Economics must be a 'moral enterprise' as much as politics claims to be. Economic outcomes need to be framed in terms of right and wrong not just efficiency if only because these often align in surprising ways that are good for society and the economy.

My vision of Canada is that any Canadian child from a family of limited circumstance can expect to have a chance at lifetime of unlimited opportunities.

Free trade is a wonderful thing. Time and time again economists have proven that free trade creates enormous wealth for each country 'on the whole'. Historians have shown that free trade is usually associated with rising political, social and cultural liberty. The perennial problem is that free trade always creates tremendous disruption for thousands even millions of individuals often concentrated in one geography, and where the state is idle, not investing in best in class instruments of social justice, free trade can be a permanent ticket out of the middle class, down, not up.

Tax policy should be founded on the principle of generating steady tax revenues sufficient to maximise environmentally sustainable economic growth in order to fund fair government.

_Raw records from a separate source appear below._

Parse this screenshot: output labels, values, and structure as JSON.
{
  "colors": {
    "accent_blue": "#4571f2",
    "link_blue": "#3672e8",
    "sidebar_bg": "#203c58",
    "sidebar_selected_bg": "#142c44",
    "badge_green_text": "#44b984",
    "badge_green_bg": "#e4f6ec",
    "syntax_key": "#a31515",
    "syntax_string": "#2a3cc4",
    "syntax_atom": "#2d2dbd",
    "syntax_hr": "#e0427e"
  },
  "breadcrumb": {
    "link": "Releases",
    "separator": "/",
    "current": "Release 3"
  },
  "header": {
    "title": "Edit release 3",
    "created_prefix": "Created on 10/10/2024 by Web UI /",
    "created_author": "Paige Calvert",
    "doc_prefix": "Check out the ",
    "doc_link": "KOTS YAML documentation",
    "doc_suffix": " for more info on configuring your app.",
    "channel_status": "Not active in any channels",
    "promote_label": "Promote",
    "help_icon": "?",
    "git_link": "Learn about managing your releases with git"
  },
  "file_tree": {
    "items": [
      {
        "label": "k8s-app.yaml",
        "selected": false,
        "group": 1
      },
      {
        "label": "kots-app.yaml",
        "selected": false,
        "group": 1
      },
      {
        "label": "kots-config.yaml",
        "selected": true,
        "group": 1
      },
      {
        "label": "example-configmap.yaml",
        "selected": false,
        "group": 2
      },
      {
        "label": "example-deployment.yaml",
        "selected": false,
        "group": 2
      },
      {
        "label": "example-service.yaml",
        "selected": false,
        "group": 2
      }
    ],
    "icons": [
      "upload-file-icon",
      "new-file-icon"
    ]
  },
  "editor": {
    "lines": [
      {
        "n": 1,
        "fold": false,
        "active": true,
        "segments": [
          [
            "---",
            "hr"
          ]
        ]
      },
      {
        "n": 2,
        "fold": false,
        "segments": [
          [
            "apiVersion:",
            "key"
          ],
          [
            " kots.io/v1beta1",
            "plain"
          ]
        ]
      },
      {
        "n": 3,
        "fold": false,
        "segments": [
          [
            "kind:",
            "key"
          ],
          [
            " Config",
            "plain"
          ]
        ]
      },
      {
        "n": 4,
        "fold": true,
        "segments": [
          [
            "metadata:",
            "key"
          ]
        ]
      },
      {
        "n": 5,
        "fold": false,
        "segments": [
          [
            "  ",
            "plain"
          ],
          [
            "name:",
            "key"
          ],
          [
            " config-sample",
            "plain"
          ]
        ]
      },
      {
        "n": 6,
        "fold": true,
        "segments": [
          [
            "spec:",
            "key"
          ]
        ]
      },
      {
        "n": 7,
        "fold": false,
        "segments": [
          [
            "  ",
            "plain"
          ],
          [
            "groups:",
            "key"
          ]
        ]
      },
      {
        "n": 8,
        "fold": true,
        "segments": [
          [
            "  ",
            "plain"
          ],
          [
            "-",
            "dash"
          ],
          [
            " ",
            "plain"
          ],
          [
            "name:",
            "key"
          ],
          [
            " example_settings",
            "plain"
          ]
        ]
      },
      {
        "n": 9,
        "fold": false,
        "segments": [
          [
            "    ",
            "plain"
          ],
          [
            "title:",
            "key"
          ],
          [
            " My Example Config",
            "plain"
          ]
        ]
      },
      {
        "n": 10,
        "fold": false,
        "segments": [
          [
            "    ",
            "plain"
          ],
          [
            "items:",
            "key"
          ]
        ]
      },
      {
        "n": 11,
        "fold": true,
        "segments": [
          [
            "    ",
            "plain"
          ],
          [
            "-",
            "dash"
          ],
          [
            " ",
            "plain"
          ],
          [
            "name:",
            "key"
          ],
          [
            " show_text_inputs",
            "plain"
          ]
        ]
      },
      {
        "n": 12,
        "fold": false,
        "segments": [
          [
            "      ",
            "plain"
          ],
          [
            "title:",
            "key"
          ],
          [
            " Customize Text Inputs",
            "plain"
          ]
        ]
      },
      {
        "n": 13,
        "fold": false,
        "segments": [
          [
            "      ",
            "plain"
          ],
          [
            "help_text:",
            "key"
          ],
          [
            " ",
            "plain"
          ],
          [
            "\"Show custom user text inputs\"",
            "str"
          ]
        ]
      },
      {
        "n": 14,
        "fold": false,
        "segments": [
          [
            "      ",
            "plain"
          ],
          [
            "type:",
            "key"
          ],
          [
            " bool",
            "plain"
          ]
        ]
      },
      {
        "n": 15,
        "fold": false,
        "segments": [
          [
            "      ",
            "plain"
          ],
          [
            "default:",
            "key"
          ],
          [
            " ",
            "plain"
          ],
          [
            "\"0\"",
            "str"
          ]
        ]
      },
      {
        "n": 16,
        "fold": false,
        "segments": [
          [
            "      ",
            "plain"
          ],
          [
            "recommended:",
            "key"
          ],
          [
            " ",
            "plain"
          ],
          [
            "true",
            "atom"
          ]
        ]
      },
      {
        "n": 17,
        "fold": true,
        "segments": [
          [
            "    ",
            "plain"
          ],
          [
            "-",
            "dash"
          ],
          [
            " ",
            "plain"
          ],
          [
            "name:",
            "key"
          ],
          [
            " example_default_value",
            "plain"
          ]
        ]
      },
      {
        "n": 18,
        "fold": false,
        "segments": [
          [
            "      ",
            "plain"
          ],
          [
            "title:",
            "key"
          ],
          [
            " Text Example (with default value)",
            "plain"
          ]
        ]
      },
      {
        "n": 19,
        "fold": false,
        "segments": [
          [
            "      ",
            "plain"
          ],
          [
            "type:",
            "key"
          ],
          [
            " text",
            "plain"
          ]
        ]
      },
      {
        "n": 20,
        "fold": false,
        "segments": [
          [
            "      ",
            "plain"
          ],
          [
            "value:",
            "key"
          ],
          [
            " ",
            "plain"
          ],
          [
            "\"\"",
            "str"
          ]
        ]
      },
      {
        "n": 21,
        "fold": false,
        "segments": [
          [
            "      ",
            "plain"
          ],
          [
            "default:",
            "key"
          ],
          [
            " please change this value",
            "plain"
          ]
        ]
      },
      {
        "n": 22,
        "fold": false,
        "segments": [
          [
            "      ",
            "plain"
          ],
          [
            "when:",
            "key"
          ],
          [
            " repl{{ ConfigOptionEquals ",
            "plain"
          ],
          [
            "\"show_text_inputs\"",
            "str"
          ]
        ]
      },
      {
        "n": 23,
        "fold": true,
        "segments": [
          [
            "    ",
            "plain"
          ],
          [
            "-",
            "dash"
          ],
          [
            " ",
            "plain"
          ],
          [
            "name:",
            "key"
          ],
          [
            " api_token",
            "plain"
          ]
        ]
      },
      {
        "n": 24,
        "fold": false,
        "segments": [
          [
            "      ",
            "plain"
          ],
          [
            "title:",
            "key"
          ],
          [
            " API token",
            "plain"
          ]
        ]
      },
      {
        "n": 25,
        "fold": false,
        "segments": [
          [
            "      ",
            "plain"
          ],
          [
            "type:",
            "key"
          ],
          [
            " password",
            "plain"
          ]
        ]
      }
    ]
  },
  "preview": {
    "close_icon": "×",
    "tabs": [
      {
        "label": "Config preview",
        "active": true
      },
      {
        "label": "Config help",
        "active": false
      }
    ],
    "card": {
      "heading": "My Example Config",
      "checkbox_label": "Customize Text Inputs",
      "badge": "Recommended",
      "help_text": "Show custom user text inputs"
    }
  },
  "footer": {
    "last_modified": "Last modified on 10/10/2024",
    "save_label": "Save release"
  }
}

Public policy should be designed to decrease inequality before the law and increase equality of opportunity.

Capitalism is not the problem; the problem is what we do with capitalism.

Content is always more difficult to argue than conspiracy.

Let the state regulate and the market operate (most things).

Welfare strategies are best designed as a hand up, not as a hand out.

Political debate should not be fact free fighting.

Explanation lasts longer than eloquence.

Always favour empowerment over dependency.

The most enduring public figures are embraced for the causes they fought for and not the concept of themselves they hoped others would remember them by.

Find your voice and don't be the echo of somebody else.

It is possible to operate on two different levels: the practical, cautious and conservative; and the realm of ideas, open, free, and radical.